There is also the option of differential price increases based on customer profitability. For example, more profitable customers will see the lowest price increases while profit margins from less profitable customers will see a greater increase. This can backfire, however. Some customers will be glad to know that they won’t have to fork out more money to spend on the products and services that they already have, but others won’t be too impressed when they receive drastic price increases. It is preferable to have blanket price increases if customer retention is important.
Finally, immediate drastic changes are often worse than gradual incremental changes. Not only does it seem like a less noticeable change overall, but it gives B2B customers ample time to adjust.
They cut down on costs
While increasing prices are one way for a B2B business to maintain cash flow with inflation, decreasing expenditure is another. B2B businesses should scour their expenses for wasted money. Are there tools that employees are not utilising? Are there expensive and extensive services where only half of the functionality is actually useful? Perhaps there are cheaper alternatives with only the features that are required.
Negotiating prices with suppliers is another source of cost-cutting. It doesn’t even have to be large price reductions across the board, small changes here and there might suffice. As with adjusting one’s own prices, selectively negotiating prices to compensate for other costs can be useful in maintaining supplier relationships.
There are also times when products and services are unnecessarily costly. Are there unnecessary features that customers do not care that much about? Reducing a product down to the most used features allows money to be saved even if the price of the product or service isn’t proportionally scaled down. Again, it’s in the psychological perception of price. But there are times when customers may reject the loss of functionality. In that case, B2B businesses can offer alternatives.

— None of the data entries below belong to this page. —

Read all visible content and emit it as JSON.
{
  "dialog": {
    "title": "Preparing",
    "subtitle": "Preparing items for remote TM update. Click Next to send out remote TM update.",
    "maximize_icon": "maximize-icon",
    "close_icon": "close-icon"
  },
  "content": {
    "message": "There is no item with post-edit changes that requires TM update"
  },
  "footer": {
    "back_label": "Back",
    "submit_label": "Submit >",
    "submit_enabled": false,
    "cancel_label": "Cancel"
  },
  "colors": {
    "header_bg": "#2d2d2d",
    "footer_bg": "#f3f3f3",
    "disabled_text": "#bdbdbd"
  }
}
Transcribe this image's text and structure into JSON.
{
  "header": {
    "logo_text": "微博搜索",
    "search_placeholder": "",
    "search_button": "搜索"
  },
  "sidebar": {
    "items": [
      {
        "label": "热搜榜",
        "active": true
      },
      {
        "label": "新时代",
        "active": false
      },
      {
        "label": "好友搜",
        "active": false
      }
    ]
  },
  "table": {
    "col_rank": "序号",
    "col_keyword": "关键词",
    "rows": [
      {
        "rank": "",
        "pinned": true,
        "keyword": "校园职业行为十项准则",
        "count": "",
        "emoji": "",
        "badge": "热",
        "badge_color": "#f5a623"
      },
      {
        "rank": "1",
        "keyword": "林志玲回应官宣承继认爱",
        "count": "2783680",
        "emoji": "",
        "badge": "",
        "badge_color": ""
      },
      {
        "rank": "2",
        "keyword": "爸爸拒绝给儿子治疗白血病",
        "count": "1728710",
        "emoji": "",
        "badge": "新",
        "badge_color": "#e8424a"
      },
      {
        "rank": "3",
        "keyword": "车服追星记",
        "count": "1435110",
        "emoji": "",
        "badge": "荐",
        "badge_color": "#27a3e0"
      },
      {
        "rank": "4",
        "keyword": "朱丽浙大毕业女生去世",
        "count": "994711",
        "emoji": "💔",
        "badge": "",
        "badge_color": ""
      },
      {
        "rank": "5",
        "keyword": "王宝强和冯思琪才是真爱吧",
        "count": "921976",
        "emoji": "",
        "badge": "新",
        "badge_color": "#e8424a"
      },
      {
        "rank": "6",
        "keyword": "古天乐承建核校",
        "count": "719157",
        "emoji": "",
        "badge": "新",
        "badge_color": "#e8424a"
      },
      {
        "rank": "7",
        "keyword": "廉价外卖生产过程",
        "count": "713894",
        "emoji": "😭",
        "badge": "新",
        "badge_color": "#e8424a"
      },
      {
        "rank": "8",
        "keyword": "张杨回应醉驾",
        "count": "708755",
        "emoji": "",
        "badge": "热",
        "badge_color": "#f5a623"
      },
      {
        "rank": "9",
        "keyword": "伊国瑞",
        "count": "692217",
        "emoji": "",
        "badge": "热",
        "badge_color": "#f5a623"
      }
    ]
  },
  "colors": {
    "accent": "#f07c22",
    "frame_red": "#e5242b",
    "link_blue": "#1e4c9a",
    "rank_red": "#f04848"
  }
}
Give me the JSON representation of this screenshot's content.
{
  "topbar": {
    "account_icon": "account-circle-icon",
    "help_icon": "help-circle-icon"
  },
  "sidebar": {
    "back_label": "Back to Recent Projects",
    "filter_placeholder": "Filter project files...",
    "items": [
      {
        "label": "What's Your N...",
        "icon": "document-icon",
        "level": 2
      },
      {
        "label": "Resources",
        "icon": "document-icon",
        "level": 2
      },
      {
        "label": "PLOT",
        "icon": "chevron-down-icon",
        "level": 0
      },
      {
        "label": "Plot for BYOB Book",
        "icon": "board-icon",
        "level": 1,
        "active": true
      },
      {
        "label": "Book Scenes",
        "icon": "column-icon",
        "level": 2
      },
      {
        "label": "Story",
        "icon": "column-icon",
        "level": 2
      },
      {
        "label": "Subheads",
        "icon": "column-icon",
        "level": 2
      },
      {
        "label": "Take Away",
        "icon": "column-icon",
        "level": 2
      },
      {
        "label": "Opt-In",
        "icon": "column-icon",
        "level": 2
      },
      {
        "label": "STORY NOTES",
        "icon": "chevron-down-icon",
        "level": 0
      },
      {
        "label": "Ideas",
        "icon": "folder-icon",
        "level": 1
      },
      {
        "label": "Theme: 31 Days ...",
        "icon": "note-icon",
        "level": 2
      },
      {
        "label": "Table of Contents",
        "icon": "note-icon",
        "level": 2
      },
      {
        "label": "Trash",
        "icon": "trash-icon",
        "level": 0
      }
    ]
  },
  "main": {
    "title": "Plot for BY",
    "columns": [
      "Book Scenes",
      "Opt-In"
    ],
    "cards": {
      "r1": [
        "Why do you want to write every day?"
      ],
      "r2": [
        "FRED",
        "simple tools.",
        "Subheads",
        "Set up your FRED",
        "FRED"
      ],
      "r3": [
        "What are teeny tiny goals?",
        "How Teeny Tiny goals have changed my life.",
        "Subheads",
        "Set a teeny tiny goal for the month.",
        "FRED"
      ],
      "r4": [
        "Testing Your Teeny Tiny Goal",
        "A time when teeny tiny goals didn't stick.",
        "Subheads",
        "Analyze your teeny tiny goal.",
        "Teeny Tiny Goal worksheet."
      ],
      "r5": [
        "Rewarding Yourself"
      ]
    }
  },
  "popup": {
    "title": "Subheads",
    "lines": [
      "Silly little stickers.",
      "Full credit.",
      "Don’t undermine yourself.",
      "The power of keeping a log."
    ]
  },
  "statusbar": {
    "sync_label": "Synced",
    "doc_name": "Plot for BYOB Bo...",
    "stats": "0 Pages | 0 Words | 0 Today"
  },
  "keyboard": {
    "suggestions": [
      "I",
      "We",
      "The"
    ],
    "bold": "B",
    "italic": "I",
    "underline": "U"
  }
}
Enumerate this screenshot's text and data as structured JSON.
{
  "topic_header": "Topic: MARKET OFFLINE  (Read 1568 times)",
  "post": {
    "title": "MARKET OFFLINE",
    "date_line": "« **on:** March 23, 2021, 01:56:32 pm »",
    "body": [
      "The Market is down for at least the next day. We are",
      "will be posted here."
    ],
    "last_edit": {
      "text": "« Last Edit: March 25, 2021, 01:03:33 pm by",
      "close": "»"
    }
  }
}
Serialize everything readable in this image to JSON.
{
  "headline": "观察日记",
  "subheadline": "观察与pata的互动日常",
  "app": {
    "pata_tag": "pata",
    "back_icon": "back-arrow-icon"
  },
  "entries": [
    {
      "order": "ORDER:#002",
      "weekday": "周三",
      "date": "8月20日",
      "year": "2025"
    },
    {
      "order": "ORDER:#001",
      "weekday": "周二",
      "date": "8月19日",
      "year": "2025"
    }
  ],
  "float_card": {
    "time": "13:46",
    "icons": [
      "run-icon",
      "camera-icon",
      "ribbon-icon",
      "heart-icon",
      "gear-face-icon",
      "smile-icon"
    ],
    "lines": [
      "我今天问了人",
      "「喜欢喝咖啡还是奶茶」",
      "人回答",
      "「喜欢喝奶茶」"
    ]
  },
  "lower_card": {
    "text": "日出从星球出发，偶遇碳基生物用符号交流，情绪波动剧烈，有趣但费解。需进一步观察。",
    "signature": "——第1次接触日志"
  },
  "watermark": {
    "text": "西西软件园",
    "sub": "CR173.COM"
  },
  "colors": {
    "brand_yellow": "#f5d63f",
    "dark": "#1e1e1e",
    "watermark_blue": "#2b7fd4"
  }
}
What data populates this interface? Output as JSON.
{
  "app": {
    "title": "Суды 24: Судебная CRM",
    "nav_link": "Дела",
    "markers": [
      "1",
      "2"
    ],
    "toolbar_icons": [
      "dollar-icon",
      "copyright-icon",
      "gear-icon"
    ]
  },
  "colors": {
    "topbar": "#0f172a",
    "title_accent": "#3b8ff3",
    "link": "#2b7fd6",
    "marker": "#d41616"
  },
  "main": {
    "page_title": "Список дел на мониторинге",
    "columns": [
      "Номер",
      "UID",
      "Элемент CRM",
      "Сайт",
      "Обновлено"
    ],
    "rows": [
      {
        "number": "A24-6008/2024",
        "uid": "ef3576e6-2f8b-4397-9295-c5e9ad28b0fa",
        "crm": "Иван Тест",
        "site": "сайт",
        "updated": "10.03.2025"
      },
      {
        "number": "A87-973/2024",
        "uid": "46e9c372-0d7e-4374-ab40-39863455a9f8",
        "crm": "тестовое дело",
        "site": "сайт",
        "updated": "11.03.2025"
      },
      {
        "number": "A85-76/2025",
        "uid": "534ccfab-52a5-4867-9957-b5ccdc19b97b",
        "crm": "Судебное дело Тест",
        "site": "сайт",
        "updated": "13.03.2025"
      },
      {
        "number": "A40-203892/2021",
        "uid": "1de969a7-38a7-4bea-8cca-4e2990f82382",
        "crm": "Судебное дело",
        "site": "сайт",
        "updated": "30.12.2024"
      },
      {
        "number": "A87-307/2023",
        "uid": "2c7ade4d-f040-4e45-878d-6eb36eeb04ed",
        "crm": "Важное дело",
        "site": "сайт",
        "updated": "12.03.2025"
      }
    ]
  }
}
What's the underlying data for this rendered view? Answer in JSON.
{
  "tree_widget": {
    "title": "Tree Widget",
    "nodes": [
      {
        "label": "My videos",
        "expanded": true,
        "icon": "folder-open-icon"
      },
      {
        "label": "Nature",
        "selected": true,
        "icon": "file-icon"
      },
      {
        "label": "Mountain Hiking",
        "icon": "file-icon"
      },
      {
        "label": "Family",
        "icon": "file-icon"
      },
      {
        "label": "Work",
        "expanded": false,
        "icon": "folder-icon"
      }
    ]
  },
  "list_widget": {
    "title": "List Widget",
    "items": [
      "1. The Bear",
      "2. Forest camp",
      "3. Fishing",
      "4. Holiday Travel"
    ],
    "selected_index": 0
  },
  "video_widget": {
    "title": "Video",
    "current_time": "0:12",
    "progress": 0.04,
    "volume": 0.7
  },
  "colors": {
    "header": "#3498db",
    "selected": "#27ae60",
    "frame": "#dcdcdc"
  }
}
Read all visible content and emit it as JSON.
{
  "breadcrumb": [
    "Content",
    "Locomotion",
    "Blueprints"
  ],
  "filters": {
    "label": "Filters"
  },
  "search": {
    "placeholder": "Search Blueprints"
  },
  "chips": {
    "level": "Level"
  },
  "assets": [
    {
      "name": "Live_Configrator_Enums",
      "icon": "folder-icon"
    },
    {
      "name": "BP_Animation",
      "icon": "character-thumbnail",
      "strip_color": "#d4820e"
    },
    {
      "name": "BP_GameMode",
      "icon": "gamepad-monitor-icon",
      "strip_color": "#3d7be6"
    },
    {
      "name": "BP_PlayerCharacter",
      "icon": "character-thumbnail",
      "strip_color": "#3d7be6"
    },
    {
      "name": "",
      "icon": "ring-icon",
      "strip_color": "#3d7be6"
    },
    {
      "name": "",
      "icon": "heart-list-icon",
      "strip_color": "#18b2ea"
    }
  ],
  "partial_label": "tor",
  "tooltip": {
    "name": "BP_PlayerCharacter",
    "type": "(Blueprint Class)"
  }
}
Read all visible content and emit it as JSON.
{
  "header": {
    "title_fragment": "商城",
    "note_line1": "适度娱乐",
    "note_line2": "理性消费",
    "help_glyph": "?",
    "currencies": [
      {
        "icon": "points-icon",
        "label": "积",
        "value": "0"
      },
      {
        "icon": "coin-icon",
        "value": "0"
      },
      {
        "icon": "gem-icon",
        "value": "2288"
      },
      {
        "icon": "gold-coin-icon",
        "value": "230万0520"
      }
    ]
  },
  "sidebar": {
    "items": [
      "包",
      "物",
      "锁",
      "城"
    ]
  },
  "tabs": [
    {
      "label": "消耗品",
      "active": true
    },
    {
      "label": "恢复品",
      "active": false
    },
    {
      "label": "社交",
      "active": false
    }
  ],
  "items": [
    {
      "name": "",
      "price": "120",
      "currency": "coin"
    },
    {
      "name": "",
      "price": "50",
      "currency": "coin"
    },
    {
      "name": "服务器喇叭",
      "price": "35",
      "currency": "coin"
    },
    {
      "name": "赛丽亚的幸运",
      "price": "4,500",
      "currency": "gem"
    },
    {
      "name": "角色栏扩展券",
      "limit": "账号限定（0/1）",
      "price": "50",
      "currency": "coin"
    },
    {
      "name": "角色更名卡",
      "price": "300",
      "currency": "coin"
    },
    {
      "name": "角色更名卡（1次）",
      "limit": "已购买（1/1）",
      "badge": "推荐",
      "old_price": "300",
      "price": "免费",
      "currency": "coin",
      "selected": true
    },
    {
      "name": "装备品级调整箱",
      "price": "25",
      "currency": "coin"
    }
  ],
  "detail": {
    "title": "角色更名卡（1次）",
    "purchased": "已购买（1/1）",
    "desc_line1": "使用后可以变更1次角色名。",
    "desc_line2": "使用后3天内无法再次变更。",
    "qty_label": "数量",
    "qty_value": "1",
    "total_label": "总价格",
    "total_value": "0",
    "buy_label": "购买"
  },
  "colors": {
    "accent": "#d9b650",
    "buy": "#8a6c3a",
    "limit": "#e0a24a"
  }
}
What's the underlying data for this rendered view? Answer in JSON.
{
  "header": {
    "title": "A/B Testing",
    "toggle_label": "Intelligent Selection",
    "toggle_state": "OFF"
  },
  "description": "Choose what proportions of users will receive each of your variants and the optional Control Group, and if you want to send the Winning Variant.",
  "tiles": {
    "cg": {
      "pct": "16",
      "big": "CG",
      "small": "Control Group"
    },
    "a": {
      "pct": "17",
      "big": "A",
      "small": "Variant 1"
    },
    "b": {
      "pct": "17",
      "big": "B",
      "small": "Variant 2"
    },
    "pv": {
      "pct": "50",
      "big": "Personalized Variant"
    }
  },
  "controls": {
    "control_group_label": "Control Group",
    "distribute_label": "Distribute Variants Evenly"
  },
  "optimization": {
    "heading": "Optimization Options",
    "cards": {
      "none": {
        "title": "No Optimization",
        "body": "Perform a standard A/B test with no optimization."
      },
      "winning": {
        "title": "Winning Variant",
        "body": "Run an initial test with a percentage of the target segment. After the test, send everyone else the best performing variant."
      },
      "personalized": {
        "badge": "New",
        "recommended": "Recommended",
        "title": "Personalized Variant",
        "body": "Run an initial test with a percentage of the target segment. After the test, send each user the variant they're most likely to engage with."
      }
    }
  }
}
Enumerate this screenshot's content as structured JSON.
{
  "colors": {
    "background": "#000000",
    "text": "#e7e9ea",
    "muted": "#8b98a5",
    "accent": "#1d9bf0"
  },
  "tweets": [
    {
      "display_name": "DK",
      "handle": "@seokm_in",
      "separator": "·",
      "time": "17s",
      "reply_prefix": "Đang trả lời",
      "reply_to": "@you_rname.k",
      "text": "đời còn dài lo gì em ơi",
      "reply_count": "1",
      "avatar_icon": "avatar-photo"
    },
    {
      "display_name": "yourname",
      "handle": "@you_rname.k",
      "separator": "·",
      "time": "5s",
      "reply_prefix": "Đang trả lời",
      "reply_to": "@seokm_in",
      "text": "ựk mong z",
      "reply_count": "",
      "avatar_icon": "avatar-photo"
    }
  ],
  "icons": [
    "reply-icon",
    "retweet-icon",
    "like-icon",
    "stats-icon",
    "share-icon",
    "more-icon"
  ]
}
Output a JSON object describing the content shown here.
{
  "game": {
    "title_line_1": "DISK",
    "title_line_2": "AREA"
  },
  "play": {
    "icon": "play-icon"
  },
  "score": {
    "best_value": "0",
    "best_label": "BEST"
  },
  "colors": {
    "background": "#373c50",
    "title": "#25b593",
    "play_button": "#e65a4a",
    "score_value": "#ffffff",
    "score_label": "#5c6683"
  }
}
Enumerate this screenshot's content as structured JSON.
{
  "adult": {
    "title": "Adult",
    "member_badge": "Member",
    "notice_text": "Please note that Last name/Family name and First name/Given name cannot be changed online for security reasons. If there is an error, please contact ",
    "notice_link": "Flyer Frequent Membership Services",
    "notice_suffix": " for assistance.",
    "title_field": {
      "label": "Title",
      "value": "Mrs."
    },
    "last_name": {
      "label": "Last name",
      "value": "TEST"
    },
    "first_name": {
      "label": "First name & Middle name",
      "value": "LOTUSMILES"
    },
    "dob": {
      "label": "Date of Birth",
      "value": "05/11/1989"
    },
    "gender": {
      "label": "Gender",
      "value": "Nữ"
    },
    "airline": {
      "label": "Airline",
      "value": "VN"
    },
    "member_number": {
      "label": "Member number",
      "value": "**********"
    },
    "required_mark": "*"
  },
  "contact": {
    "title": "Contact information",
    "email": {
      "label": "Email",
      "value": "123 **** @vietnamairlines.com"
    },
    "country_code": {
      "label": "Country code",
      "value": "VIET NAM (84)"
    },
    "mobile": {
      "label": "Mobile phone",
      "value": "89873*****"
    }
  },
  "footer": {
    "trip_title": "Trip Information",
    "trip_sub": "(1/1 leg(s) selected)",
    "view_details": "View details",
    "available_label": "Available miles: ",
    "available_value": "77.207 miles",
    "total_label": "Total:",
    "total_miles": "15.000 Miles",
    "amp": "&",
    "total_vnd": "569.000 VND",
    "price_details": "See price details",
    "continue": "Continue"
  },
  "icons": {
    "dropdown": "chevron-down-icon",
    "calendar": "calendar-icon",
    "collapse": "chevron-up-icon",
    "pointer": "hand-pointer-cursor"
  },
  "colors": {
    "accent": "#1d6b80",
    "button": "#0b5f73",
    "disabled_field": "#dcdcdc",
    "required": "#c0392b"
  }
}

They adjust the product mix
When price increases are necessary, one way to mask them is to add a new feature to a product or service that costs less than the price increase. In this way, the price increase is seen less as a price increase for the sake of it and more of a price increase due to upgrades. Or, if features are being lost, other benefits can be offered in their place.
Where inflation is a reminder to rethink business relationships for a B2B business, it is also a reminder to reassess the product mix entirely. Which products are bringing in the most revenue and which are wasted expenditures? Inflation is essentially a driver of financial efficiency. Products are brought on and taken down to maximise profits as it is with other business functions.
They allow for losses
Many B2B businesses fear exaggerated losses. When taking the proper precautions, this is often unfounded. It is natural to incur some losses in the beginning, especially when testing the inflation waters, but in the long-term things usually settle down. It’s the short-term that worries people.
At times, maintaining customer and business relationships is more important for long-term success than worrying about cash flow in the short term. This means that B2B businesses may have to be prepared for losses in order to maintain important business relations in the future. If capacity is strained, dropping low profit leads might be more beneficial if more attractive leads can be pursued.
Ultimately, inflation results in financial strains. With a bit of elasticity, these strains can be alleviated. Sometimes, those strains are necessary for businesses to be placed into a less strained position. These are only some of the options available to B2B businesses, but a smart businessperson knows how to make it to the long term and come out successfully.